EXERCISE GOAL: Exactly reproduce each of the entries shown below.

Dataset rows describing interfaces
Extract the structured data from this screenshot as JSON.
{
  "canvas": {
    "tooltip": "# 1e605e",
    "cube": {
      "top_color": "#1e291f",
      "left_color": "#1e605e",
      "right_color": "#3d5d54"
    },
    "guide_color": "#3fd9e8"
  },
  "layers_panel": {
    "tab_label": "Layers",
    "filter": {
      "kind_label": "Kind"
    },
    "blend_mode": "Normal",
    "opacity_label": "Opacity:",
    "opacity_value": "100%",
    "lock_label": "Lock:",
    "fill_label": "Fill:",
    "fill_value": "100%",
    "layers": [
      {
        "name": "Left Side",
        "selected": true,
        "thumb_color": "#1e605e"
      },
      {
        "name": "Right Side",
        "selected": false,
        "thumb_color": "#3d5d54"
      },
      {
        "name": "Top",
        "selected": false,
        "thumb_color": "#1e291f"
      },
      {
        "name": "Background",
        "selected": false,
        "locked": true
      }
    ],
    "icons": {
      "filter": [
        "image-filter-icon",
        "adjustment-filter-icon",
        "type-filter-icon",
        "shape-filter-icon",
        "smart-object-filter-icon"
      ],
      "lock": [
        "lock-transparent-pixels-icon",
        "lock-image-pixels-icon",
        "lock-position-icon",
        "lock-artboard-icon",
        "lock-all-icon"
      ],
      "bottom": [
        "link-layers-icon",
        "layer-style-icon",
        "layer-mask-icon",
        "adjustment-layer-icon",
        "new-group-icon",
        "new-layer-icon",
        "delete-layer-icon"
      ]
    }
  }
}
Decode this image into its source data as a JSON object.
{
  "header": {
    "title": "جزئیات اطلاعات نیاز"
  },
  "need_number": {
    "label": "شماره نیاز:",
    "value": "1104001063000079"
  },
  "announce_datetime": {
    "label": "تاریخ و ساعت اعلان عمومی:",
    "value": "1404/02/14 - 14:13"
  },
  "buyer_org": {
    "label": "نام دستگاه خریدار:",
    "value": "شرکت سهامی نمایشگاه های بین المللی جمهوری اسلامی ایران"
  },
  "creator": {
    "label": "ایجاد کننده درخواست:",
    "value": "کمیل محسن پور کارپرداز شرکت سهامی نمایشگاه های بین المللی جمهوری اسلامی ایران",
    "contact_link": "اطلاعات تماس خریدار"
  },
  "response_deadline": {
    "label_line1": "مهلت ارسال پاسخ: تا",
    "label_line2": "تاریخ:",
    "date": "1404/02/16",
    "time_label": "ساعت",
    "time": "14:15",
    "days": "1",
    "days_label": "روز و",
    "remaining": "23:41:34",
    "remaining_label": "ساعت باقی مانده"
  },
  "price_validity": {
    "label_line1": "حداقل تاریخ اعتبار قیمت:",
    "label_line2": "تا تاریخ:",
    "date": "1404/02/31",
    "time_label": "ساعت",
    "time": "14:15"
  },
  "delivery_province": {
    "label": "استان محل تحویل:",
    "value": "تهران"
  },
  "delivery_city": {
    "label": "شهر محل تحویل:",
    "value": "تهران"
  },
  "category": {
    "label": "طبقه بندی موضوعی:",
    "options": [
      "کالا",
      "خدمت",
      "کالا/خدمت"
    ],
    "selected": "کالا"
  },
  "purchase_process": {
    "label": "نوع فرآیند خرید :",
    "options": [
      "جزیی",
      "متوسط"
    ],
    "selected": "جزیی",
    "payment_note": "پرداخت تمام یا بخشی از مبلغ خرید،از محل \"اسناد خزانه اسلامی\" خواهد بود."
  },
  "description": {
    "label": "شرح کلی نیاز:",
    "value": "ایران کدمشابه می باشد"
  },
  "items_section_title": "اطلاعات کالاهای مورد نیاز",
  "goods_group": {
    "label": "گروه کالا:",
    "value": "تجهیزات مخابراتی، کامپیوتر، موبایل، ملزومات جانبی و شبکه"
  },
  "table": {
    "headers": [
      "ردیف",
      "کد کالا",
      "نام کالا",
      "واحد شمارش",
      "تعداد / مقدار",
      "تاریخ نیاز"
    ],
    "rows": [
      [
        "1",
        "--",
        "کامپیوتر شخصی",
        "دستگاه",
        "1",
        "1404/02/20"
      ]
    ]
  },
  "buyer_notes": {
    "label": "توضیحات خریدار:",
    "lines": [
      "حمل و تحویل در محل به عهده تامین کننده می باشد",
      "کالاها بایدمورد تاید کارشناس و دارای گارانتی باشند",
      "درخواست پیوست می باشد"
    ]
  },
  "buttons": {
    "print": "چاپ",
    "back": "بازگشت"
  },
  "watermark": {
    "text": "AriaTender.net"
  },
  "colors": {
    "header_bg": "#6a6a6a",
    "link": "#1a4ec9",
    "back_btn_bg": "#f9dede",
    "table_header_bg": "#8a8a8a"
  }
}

SOLUTION TO THE PROBLEM:
Extract the structured data from this screenshot as JSON.
{
  "canvas": {
    "tooltip": "# 1e605e",
    "cube": {
      "top_color": "#1e291f",
      "left_color": "#1e605e",
      "right_color": "#3d5d54"
    },
    "guide_color": "#3fd9e8"
  },
  "layers_panel": {
    "tab_label": "Layers",
    "filter": {
      "kind_label": "Kind"
    },
    "blend_mode": "Normal",
    "opacity_label": "Opacity:",
    "opacity_value": "100%",
    "lock_label": "Lock:",
    "fill_label": "Fill:",
    "fill_value": "100%",
    "layers": [
      {
        "name": "Left Side",
        "selected": true,
        "thumb_color": "#1e605e"
      },
      {
        "name": "Right Side",
        "selected": false,
        "thumb_color": "#3d5d54"
      },
      {
        "name": "Top",
        "selected": false,
        "thumb_color": "#1e291f"
      },
      {
        "name": "Background",
        "selected": false,
        "locked": true
      }
    ],
    "icons": {
      "filter": [
        "image-filter-icon",
        "adjustment-filter-icon",
        "type-filter-icon",
        "shape-filter-icon",
        "smart-object-filter-icon"
      ],
      "lock": [
        "lock-transparent-pixels-icon",
        "lock-image-pixels-icon",
        "lock-position-icon",
        "lock-artboard-icon",
        "lock-all-icon"
      ],
      "bottom": [
        "link-layers-icon",
        "layer-style-icon",
        "layer-mask-icon",
        "adjustment-layer-icon",
        "new-group-icon",
        "new-layer-icon",
        "delete-layer-icon"
      ]
    }
  }
}
Decode this image into its source data as a JSON object.
{
  "header": {
    "title": "جزئیات اطلاعات نیاز"
  },
  "need_number": {
    "label": "شماره نیاز:",
    "value": "1104001063000079"
  },
  "announce_datetime": {
    "label": "تاریخ و ساعت اعلان عمومی:",
    "value": "1404/02/14 - 14:13"
  },
  "buyer_org": {
    "label": "نام دستگاه خریدار:",
    "value": "شرکت سهامی نمایشگاه های بین المللی جمهوری اسلامی ایران"
  },
  "creator": {
    "label": "ایجاد کننده درخواست:",
    "value": "کمیل محسن پور کارپرداز شرکت سهامی نمایشگاه های بین المللی جمهوری اسلامی ایران",
    "contact_link": "اطلاعات تماس خریدار"
  },
  "response_deadline": {
    "label_line1": "مهلت ارسال پاسخ: تا",
    "label_line2": "تاریخ:",
    "date": "1404/02/16",
    "time_label": "ساعت",
    "time": "14:15",
    "days": "1",
    "days_label": "روز و",
    "remaining": "23:41:34",
    "remaining_label": "ساعت باقی مانده"
  },
  "price_validity": {
    "label_line1": "حداقل تاریخ اعتبار قیمت:",
    "label_line2": "تا تاریخ:",
    "date": "1404/02/31",
    "time_label": "ساعت",
    "time": "14:15"
  },
  "delivery_province": {
    "label": "استان محل تحویل:",
    "value": "تهران"
  },
  "delivery_city": {
    "label": "شهر محل تحویل:",
    "value": "تهران"
  },
  "category": {
    "label": "طبقه بندی موضوعی:",
    "options": [
      "کالا",
      "خدمت",
      "کالا/خدمت"
    ],
    "selected": "کالا"
  },
  "purchase_process": {
    "label": "نوع فرآیند خرید :",
    "options": [
      "جزیی",
      "متوسط"
    ],
    "selected": "جزیی",
    "payment_note": "پرداخت تمام یا بخشی از مبلغ خرید،از محل \"اسناد خزانه اسلامی\" خواهد بود."
  },
  "description": {
    "label": "شرح کلی نیاز:",
    "value": "ایران کدمشابه می باشد"
  },
  "items_section_title": "اطلاعات کالاهای مورد نیاز",
  "goods_group": {
    "label": "گروه کالا:",
    "value": "تجهیزات مخابراتی، کامپیوتر، موبایل، ملزومات جانبی و شبکه"
  },
  "table": {
    "headers": [
      "ردیف",
      "کد کالا",
      "نام کالا",
      "واحد شمارش",
      "تعداد / مقدار",
      "تاریخ نیاز"
    ],
    "rows": [
      [
        "1",
        "--",
        "کامپیوتر شخصی",
        "دستگاه",
        "1",
        "1404/02/20"
      ]
    ]
  },
  "buyer_notes": {
    "label": "توضیحات خریدار:",
    "lines": [
      "حمل و تحویل در محل به عهده تامین کننده می باشد",
      "کالاها بایدمورد تاید کارشناس و دارای گارانتی باشند",
      "درخواست پیوست می باشد"
    ]
  },
  "buttons": {
    "print": "چاپ",
    "back": "بازگشت"
  },
  "watermark": {
    "text": "AriaTender.net"
  },
  "colors": {
    "header_bg": "#6a6a6a",
    "link": "#1a4ec9",
    "back_btn_bg": "#f9dede",
    "table_header_bg": "#8a8a8a"
  }
}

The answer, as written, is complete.